EXERCISE DIRECTIONS:
The answer must be every line of the data that holds the word "image".

Excerpts from an interface dataset:

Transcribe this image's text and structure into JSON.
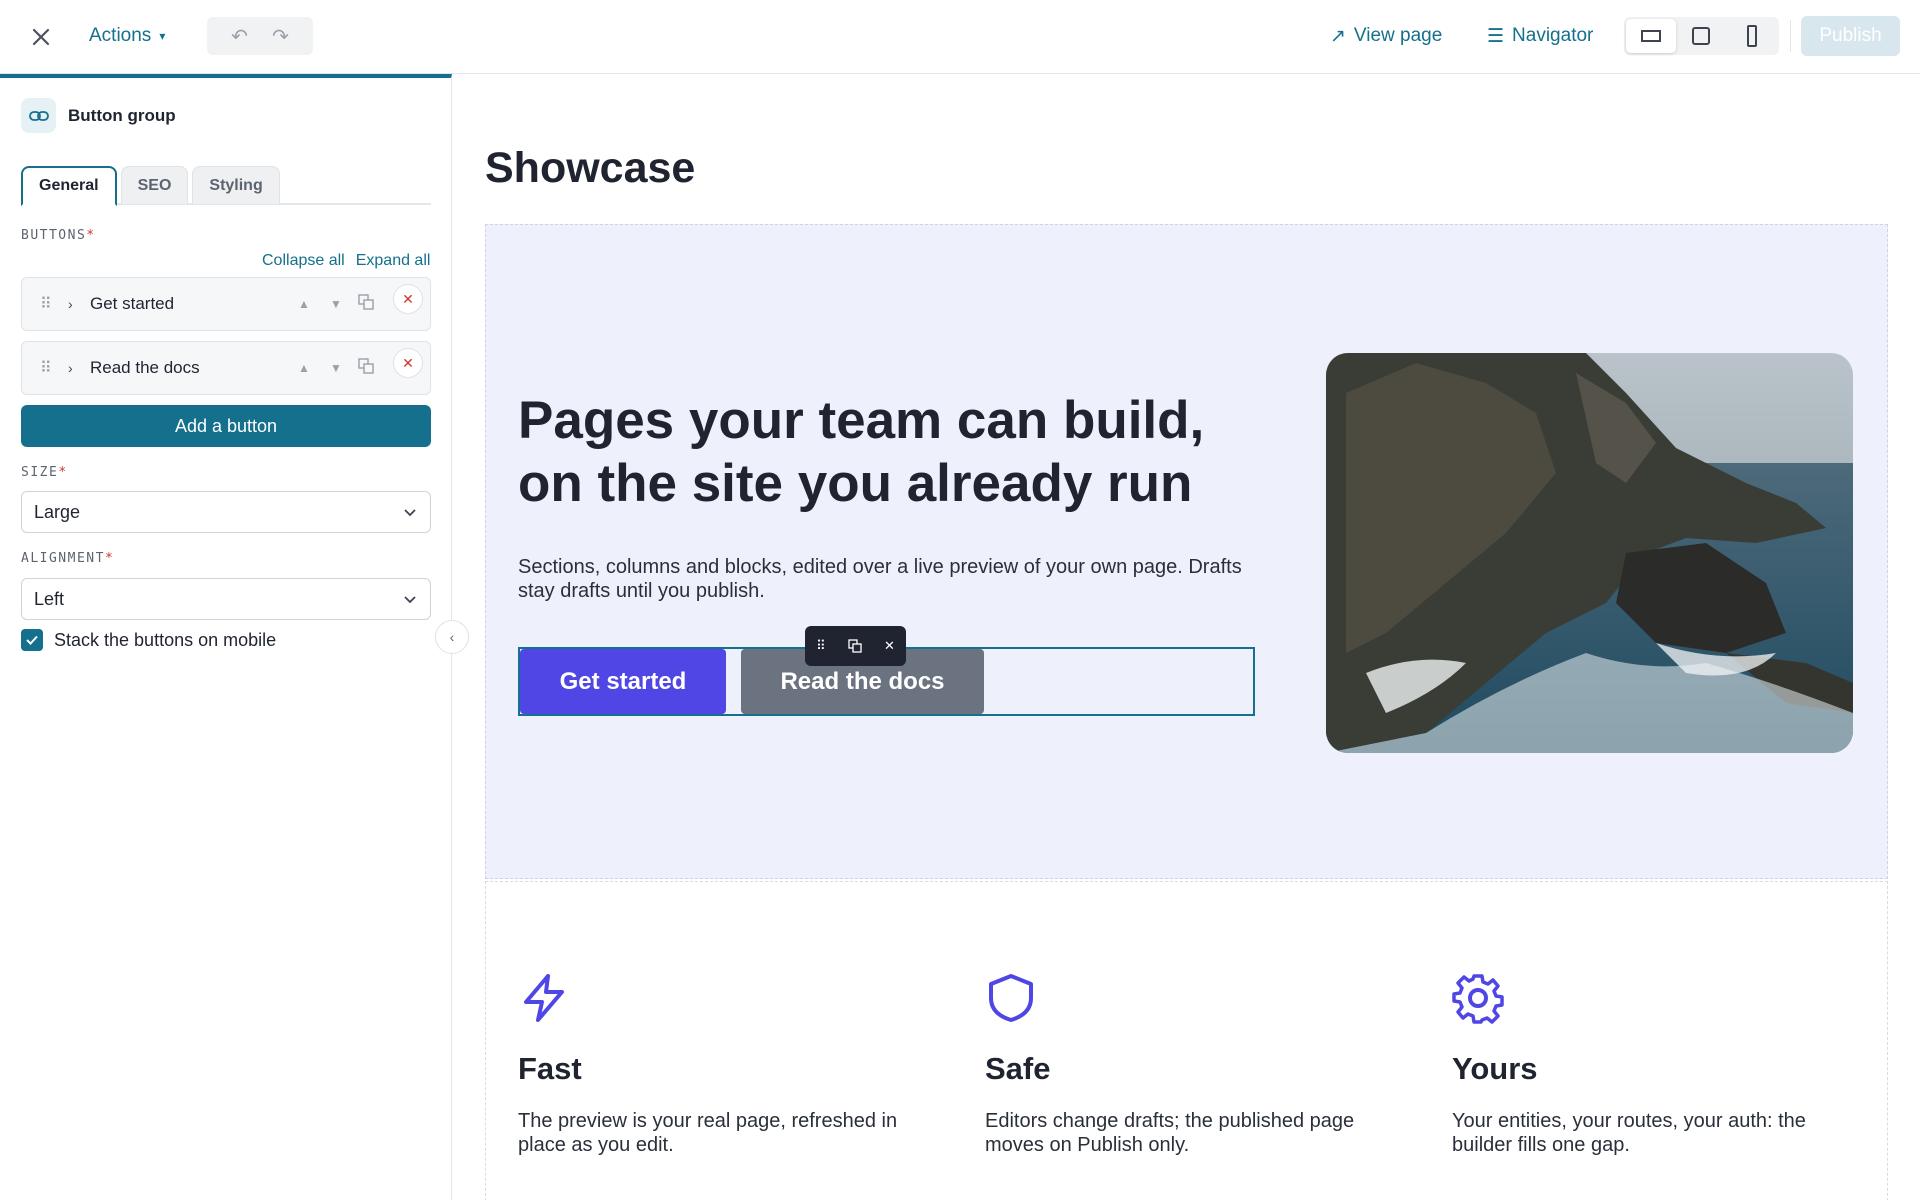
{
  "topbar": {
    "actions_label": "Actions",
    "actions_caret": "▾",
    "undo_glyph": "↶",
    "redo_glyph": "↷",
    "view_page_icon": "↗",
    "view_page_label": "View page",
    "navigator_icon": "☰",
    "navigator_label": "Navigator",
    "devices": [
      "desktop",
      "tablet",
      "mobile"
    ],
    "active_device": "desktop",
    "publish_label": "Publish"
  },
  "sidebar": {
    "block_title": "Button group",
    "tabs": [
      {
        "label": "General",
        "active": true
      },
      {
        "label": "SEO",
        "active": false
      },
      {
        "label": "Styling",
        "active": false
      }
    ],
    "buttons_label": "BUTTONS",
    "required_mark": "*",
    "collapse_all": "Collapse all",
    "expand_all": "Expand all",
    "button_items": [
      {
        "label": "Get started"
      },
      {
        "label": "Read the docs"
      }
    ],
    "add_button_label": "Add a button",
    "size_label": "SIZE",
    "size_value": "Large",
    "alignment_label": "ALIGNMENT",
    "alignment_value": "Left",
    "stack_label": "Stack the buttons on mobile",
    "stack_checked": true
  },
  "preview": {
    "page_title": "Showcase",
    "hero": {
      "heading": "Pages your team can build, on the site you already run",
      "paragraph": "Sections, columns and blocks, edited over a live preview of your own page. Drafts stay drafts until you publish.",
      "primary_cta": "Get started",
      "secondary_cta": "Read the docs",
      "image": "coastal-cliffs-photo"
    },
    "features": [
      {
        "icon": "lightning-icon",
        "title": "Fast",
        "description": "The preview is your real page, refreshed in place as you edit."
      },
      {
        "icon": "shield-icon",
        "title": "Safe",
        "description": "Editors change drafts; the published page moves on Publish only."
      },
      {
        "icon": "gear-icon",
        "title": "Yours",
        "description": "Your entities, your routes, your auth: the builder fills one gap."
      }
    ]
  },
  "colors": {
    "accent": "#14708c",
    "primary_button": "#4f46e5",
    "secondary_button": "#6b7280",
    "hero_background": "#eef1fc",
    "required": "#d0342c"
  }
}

ANSWER TO THIS PROBLEM:
Transcribe this image's text and structure into JSON.
      "image": "coastal-cliffs-photo"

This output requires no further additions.